On 27 March, the Master of the Rolls ordered a stay of all possession hearings for three months. The purpose of the stay was to prevent an increase in homelessness at a time when there was an overwhelming public health imperative for people to remain in their homes.
The stay was originally due to come to an end on 25 June, but the Ministry of Housing, Communities and Local Government (MHCLG) recently further extended it by two months. There is clear evidence that during the stay, rent arrears have risen significantly in both the private and public sector. The Resolution Foundation has estimated that during the Covid-19 outbreak, one in eight private renters, and one-in-six social renters, have fallen behind with housing costs.
There is every reason to anticipate that without preventative measures, the lifting of the stay will lead to a massive increase in new possession claims, which will add to the four-month backlog of cases already in the system.
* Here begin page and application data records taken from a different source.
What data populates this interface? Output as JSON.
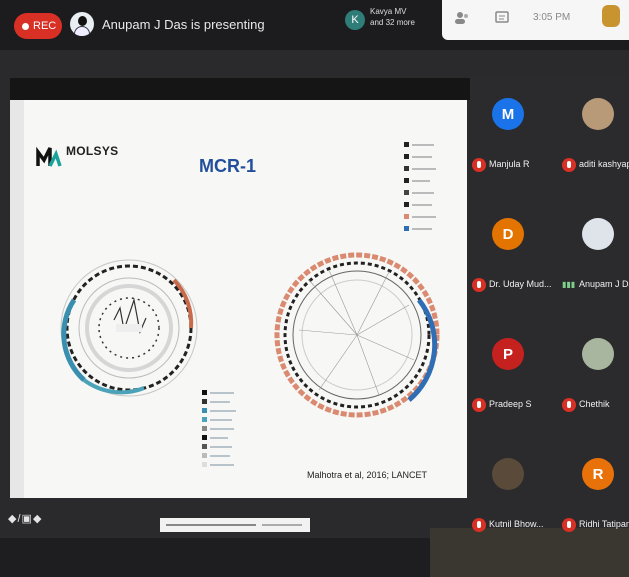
{
  "meeting": {
    "rec_label": "REC",
    "presenting_text": "Anupam J Das is presenting",
    "viewer_initial": "K",
    "viewer_line1": "Kavya MV",
    "viewer_line2": "and 32 more",
    "time": "3:05 PM"
  },
  "slide": {
    "logo_text": "MOLSYS",
    "title": "MCR-1",
    "citation": "Malhotra et al, 2016; LANCET"
  },
  "participants": [
    {
      "name": "Manjula R",
      "initial": "M",
      "color": "#1a73e8",
      "mic": "muted"
    },
    {
      "name": "aditi kashyap",
      "initial": "",
      "color": "#c9a87a",
      "mic": "muted"
    },
    {
      "name": "Dr. Uday Mud...",
      "initial": "D",
      "color": "#e37400",
      "mic": "muted"
    },
    {
      "name": "Anupam J Das",
      "initial": "",
      "color": "#e6e9ee",
      "mic": "speaking"
    },
    {
      "name": "Pradeep S",
      "initial": "P",
      "color": "#c5221f",
      "mic": "muted"
    },
    {
      "name": "Chethik",
      "initial": "",
      "color": "#a8b6a0",
      "mic": "muted"
    },
    {
      "name": "Kutnil Bhow...",
      "initial": "",
      "color": "#5a4a3a",
      "mic": "muted"
    },
    {
      "name": "Ridhi Tatipara",
      "initial": "R",
      "color": "#e8710a",
      "mic": "muted"
    }
  ],
  "icons": {
    "rec": "record-dot-icon",
    "people": "people-icon",
    "chat": "chat-icon",
    "activities": "activities-icon"
  }
}
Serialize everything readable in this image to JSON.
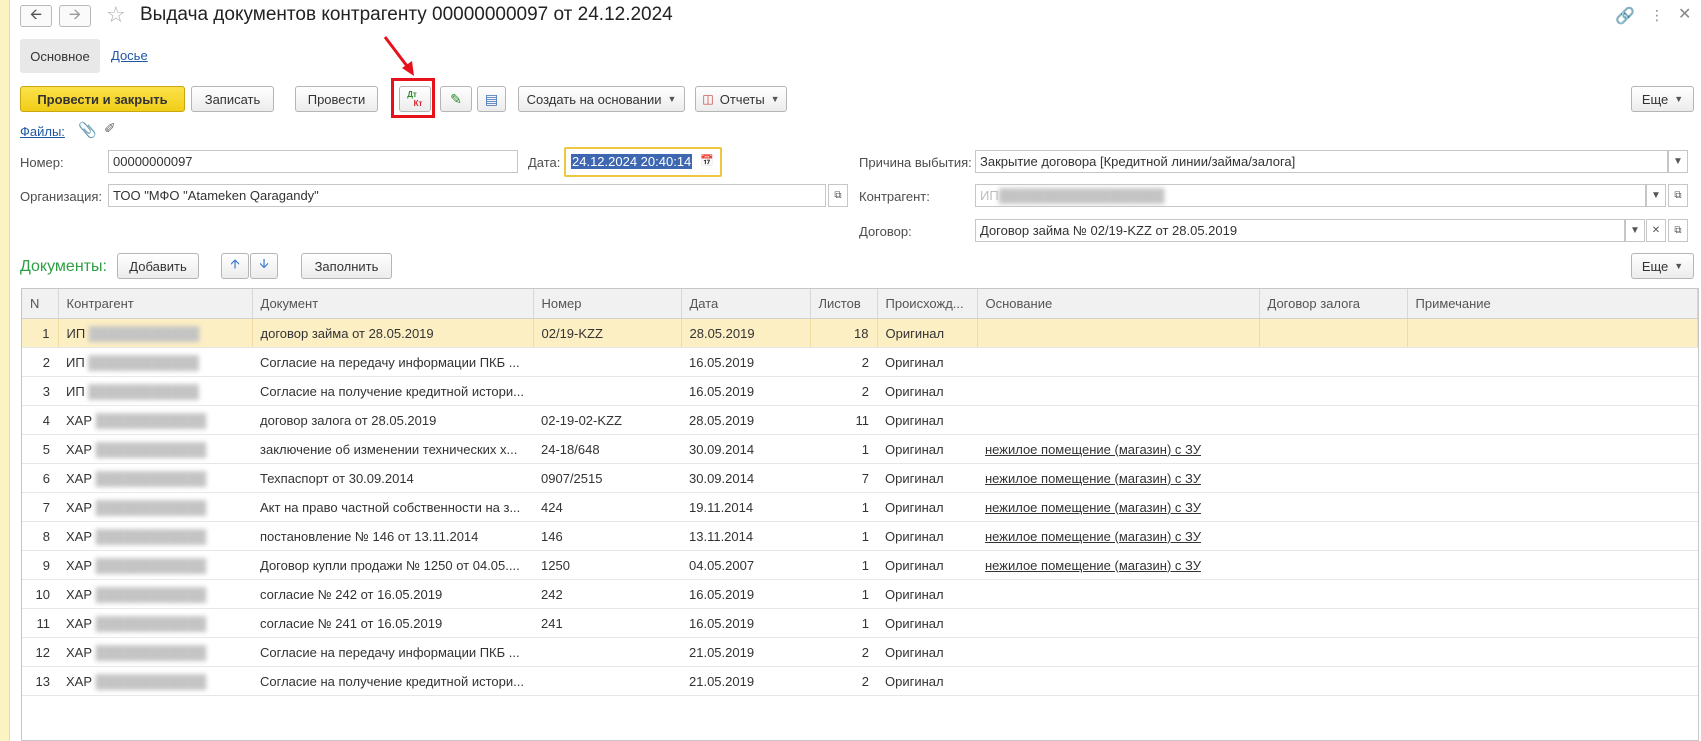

There is obvious concern that the system will be overwhelmed. In anticipation of this, HM Courts & Tribunals Service (HMCTS) have held a number of meetings with court users to canvas solutions.
In London, court users have received a letter proposing that in the absence of face-to-face hearings, possession claims should initially re-start as remote hearings, albeit with the daily court list reduced from 30 cases a day to no more than 10.
Represented tenants v unrepresented tenants
Represented clients are likely to fare better with possession hearings, whether they are remote or in-person, but most tenants are not represented. Reasons for this vary; some tenants do not know that help is available, some are just above the Legal Aid limit (roughly 80% of the population), while others cannot find a provider with capacity to help them. Some live in legal aid deserts.
It will be very difficult for unrepresented tenants to adequately manage remote hearing by telephone or video technology. Many do not have access to the technology or the means to use it. Many tenants of social landlords do not have laptops; many do not even have e-mail. They rely on smartphones, with many having ‘pay as you go’ contracts and therefore very limited data. This is often not sufficient to use the technology required. Additionally, many have mental and physical health problems or are in other protected groups; others do not speak English as a first language.
All these groups of tenants will struggle to adequately represent themselves at remote hearings and will risk losing their homes by telephone if no other form of technology is available to them.
Until now, inequality of arms has to a certain extent been addressed by the Housing Possession Court Duty Scheme (HPCDS), which is funded by the Legal Aid Agency to provide free representation on the day of the hearing to anyone facing the loss of their home for rent or mortgage arrears, irrespective of income.
The scheme undoubtedly keeps many tenants in their homes who might otherwise have been evicted. It also assists social landlords in resolving many benefits problems that are the cause of arrears.
The impact of no legal advice on possession hearings
The direction of current proposals may mean that, while hearings are conducted remotely, the HPCDS is not available to tenants. There are proposals to mitigate this by compelling landlords to provide more information about the vulnerability of their clients and to encourage tenants to seek advice earlier, but these are limited in their capacity to solve the problem.
Where legal advice is not made available, tenants face losing their homes where advice could have been given to prevent this. This raises significant issues of access to justice.
An increase in homelessness will have a devastating impact on local authorities, social housing and the public purse. An increase in homelessness or rough sleeping will only shift increased costs from one area of public spending to another.
In limited circumstances, remote hearings could be beneficial, particularly given the challenges faced as a result of the Covid-19 pandemic. They allow the justice system to continue to function and, in some instances, could be an adequate substitute for in-person hearings, but generally this would require that most issues are not contested, all parties are represented, and have access to good technology. They are likely to be more suitable for higher courts and for cases which turn on legal argument only (although opinion is divided on this).
They can also be an effective interim solution to try and unjam serious backlogs in the courts and possibly an appropriate option for those who are unwilling or unable to leave their homes to attend court, but only with proper safeguards. They will not be appropriate in possession cases where the tenant has not been able to obtain advice prior to the hearing.
Remote hearings in possession cases must be carefully considered and only adopted, if at all, after a thorough evaluation and not as a quick fix.
The extension to the stay has permitted more time to undertake such an evaluation and this time must be used to ensure that, once possession hearings restart, they are effective, are fair to all parties and can protect vulnerable tenants.
Where in-person hearings are taking place, HMCTS must ensure that the safety of all court users is prioritised. This means that social distancing and other safety measures must be implemented across all viable court real estate.
Angus King, solicitor, Southwark Law Centre and member of the Law Society’s housing law committee